**WHAT TO PRODUCE**
What you should copy is the line containing "Enumerate this screenshot's" and all lines after it in the entries below, exactly and without anything added.

Data extracted from a collection
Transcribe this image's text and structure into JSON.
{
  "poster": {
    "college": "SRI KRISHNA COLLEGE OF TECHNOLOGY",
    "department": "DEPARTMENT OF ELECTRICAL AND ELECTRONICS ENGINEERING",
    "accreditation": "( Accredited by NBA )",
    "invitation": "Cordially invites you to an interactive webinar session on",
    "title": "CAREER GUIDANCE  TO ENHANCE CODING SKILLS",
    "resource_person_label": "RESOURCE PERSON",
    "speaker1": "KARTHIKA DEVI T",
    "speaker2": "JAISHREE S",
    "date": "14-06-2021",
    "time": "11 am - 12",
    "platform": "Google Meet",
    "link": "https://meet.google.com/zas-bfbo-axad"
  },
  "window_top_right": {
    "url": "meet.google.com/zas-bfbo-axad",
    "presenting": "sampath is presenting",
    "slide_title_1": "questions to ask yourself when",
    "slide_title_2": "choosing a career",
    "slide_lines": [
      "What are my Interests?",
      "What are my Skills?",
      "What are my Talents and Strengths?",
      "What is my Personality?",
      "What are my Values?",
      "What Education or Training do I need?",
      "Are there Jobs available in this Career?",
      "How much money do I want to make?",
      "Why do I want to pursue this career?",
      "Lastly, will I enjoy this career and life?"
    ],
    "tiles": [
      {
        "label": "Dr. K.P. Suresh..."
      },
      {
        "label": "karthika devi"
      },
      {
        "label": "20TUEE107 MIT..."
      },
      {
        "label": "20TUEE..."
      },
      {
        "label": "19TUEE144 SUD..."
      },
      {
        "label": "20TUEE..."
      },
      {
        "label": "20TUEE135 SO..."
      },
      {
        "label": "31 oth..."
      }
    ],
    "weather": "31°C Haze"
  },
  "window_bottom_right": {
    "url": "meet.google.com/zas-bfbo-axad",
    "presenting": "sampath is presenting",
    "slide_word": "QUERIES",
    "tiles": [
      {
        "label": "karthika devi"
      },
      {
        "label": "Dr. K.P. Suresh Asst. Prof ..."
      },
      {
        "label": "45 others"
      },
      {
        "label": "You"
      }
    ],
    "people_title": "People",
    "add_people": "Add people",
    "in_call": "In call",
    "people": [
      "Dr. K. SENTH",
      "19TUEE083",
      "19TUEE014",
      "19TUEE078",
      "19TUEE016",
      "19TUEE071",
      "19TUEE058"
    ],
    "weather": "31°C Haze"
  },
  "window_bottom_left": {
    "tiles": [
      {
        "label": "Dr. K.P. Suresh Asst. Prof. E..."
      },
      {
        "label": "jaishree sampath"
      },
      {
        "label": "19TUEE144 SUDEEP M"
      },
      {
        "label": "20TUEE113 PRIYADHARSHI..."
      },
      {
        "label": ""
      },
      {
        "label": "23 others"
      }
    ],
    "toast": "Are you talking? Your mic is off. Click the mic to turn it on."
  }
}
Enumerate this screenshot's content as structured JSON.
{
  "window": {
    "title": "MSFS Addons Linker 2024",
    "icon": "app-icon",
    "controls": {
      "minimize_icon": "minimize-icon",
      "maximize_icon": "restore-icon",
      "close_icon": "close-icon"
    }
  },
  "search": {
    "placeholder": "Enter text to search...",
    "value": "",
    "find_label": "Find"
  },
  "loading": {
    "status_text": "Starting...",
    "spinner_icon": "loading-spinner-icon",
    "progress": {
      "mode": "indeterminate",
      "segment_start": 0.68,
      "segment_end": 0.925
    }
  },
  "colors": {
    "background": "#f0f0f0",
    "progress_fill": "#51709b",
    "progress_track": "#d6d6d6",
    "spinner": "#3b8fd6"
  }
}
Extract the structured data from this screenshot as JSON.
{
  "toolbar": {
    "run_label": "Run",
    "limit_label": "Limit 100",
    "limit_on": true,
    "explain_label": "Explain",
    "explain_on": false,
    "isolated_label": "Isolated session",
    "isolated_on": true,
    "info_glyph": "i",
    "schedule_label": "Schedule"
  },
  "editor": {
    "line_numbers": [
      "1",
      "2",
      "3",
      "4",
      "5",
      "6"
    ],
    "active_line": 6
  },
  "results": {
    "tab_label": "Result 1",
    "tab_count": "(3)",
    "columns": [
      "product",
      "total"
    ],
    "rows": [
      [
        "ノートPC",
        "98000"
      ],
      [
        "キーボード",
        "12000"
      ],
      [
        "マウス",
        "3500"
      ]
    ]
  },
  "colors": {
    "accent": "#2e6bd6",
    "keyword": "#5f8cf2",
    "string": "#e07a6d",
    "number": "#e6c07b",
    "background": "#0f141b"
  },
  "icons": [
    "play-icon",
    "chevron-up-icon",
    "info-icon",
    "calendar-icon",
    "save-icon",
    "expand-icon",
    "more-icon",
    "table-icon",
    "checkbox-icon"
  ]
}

**EXERCISE RESPONSE**
Enumerate this screenshot's content as structured JSON.
{
  "window": {
    "title": "MSFS Addons Linker 2024",
    "icon": "app-icon",
    "controls": {
      "minimize_icon": "minimize-icon",
      "maximize_icon": "restore-icon",
      "close_icon": "close-icon"
    }
  },
  "search": {
    "placeholder": "Enter text to search...",
    "value": "",
    "find_label": "Find"
  },
  "loading": {
    "status_text": "Starting...",
    "spinner_icon": "loading-spinner-icon",
    "progress": {
      "mode": "indeterminate",
      "segment_start": 0.68,
      "segment_end": 0.925
    }
  },
  "colors": {
    "background": "#f0f0f0",
    "progress_fill": "#51709b",
    "progress_track": "#d6d6d6",
    "spinner": "#3b8fd6"
  }
}
Extract the structured data from this screenshot as JSON.
{
  "toolbar": {
    "run_label": "Run",
    "limit_label": "Limit 100",
    "limit_on": true,
    "explain_label": "Explain",
    "explain_on": false,
    "isolated_label": "Isolated session",
    "isolated_on": true,
    "info_glyph": "i",
    "schedule_label": "Schedule"
  },
  "editor": {
    "line_numbers": [
      "1",
      "2",
      "3",
      "4",
      "5",
      "6"
    ],
    "active_line": 6
  },
  "results": {
    "tab_label": "Result 1",
    "tab_count": "(3)",
    "columns": [
      "product",
      "total"
    ],
    "rows": [
      [
        "ノートPC",
        "98000"
      ],
      [
        "キーボード",
        "12000"
      ],
      [
        "マウス",
        "3500"
      ]
    ]
  },
  "colors": {
    "accent": "#2e6bd6",
    "keyword": "#5f8cf2",
    "string": "#e07a6d",
    "number": "#e6c07b",
    "background": "#0f141b"
  },
  "icons": [
    "play-icon",
    "chevron-up-icon",
    "info-icon",
    "calendar-icon",
    "save-icon",
    "expand-icon",
    "more-icon",
    "table-icon",
    "checkbox-icon"
  ]
}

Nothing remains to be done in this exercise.